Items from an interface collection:
^^^^^^^^^^^^^^^^
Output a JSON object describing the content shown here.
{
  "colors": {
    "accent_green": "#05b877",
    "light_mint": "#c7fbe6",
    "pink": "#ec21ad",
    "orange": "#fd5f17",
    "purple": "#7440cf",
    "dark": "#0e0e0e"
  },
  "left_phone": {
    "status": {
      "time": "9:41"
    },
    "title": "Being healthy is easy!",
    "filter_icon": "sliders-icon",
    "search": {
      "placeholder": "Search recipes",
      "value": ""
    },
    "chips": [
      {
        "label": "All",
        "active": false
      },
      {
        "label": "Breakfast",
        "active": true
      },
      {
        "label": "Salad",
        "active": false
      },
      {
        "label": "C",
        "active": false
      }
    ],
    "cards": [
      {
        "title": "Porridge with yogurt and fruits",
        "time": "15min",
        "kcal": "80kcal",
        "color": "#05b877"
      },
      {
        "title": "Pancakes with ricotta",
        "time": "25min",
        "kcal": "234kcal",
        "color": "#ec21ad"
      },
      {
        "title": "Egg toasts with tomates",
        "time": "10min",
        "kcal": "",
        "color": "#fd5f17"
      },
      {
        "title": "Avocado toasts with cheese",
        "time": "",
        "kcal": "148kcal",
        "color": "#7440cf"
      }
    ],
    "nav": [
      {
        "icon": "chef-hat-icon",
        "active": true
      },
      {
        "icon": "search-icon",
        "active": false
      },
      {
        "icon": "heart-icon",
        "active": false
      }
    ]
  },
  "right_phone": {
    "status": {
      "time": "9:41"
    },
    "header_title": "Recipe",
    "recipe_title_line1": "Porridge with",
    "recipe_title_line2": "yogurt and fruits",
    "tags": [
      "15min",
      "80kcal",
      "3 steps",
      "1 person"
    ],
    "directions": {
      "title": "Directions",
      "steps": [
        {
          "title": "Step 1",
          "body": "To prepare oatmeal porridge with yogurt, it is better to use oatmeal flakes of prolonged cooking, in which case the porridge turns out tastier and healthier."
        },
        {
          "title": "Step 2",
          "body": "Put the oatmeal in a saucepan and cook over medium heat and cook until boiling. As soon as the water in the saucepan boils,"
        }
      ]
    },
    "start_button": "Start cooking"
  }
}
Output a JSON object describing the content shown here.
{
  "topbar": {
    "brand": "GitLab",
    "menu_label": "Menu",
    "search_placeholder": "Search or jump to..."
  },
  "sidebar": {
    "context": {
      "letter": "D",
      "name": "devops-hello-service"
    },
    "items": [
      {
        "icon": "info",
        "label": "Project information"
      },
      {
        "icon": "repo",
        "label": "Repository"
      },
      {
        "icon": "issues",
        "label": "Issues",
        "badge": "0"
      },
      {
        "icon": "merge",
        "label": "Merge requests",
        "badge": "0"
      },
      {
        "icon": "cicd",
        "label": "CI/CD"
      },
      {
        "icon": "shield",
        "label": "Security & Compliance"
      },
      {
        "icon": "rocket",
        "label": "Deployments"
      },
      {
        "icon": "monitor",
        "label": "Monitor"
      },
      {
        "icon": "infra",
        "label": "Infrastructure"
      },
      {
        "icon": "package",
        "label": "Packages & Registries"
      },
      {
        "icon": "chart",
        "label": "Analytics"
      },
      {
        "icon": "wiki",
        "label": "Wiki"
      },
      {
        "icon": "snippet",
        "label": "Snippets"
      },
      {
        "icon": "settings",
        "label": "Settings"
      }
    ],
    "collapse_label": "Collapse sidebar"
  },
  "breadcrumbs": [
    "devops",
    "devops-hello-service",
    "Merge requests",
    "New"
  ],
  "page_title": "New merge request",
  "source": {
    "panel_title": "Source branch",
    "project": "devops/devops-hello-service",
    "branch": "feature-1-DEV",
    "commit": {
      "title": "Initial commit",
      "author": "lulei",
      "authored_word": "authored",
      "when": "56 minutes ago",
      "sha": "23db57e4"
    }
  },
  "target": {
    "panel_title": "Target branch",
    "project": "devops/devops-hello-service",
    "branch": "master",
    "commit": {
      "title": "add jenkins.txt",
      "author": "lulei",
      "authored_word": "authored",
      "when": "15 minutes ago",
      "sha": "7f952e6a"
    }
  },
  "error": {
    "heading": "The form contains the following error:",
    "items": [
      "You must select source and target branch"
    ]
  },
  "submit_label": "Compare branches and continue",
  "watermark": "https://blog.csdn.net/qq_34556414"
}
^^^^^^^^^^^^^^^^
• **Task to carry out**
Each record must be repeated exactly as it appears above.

• **Problem solution**
Output a JSON object describing the content shown here.
{
  "colors": {
    "accent_green": "#05b877",
    "light_mint": "#c7fbe6",
    "pink": "#ec21ad",
    "orange": "#fd5f17",
    "purple": "#7440cf",
    "dark": "#0e0e0e"
  },
  "left_phone": {
    "status": {
      "time": "9:41"
    },
    "title": "Being healthy is easy!",
    "filter_icon": "sliders-icon",
    "search": {
      "placeholder": "Search recipes",
      "value": ""
    },
    "chips": [
      {
        "label": "All",
        "active": false
      },
      {
        "label": "Breakfast",
        "active": true
      },
      {
        "label": "Salad",
        "active": false
      },
      {
        "label": "C",
        "active": false
      }
    ],
    "cards": [
      {
        "title": "Porridge with yogurt and fruits",
        "time": "15min",
        "kcal": "80kcal",
        "color": "#05b877"
      },
      {
        "title": "Pancakes with ricotta",
        "time": "25min",
        "kcal": "234kcal",
        "color": "#ec21ad"
      },
      {
        "title": "Egg toasts with tomates",
        "time": "10min",
        "kcal": "",
        "color": "#fd5f17"
      },
      {
        "title": "Avocado toasts with cheese",
        "time": "",
        "kcal": "148kcal",
        "color": "#7440cf"
      }
    ],
    "nav": [
      {
        "icon": "chef-hat-icon",
        "active": true
      },
      {
        "icon": "search-icon",
        "active": false
      },
      {
        "icon": "heart-icon",
        "active": false
      }
    ]
  },
  "right_phone": {
    "status": {
      "time": "9:41"
    },
    "header_title": "Recipe",
    "recipe_title_line1": "Porridge with",
    "recipe_title_line2": "yogurt and fruits",
    "tags": [
      "15min",
      "80kcal",
      "3 steps",
      "1 person"
    ],
    "directions": {
      "title": "Directions",
      "steps": [
        {
          "title": "Step 1",
          "body": "To prepare oatmeal porridge with yogurt, it is better to use oatmeal flakes of prolonged cooking, in which case the porridge turns out tastier and healthier."
        },
        {
          "title": "Step 2",
          "body": "Put the oatmeal in a saucepan and cook over medium heat and cook until boiling. As soon as the water in the saucepan boils,"
        }
      ]
    },
    "start_button": "Start cooking"
  }
}
Output a JSON object describing the content shown here.
{
  "topbar": {
    "brand": "GitLab",
    "menu_label": "Menu",
    "search_placeholder": "Search or jump to..."
  },
  "sidebar": {
    "context": {
      "letter": "D",
      "name": "devops-hello-service"
    },
    "items": [
      {
        "icon": "info",
        "label": "Project information"
      },
      {
        "icon": "repo",
        "label": "Repository"
      },
      {
        "icon": "issues",
        "label": "Issues",
        "badge": "0"
      },
      {
        "icon": "merge",
        "label": "Merge requests",
        "badge": "0"
      },
      {
        "icon": "cicd",
        "label": "CI/CD"
      },
      {
        "icon": "shield",
        "label": "Security & Compliance"
      },
      {
        "icon": "rocket",
        "label": "Deployments"
      },
      {
        "icon": "monitor",
        "label": "Monitor"
      },
      {
        "icon": "infra",
        "label": "Infrastructure"
      },
      {
        "icon": "package",
        "label": "Packages & Registries"
      },
      {
        "icon": "chart",
        "label": "Analytics"
      },
      {
        "icon": "wiki",
        "label": "Wiki"
      },
      {
        "icon": "snippet",
        "label": "Snippets"
      },
      {
        "icon": "settings",
        "label": "Settings"
      }
    ],
    "collapse_label": "Collapse sidebar"
  },
  "breadcrumbs": [
    "devops",
    "devops-hello-service",
    "Merge requests",
    "New"
  ],
  "page_title": "New merge request",
  "source": {
    "panel_title": "Source branch",
    "project": "devops/devops-hello-service",
    "branch": "feature-1-DEV",
    "commit": {
      "title": "Initial commit",
      "author": "lulei",
      "authored_word": "authored",
      "when": "56 minutes ago",
      "sha": "23db57e4"
    }
  },
  "target": {
    "panel_title": "Target branch",
    "project": "devops/devops-hello-service",
    "branch": "master",
    "commit": {
      "title": "add jenkins.txt",
      "author": "lulei",
      "authored_word": "authored",
      "when": "15 minutes ago",
      "sha": "7f952e6a"
    }
  },
  "error": {
    "heading": "The form contains the following error:",
    "items": [
      "You must select source and target branch"
    ]
  },
  "submit_label": "Compare branches and continue",
  "watermark": "https://blog.csdn.net/qq_34556414"
}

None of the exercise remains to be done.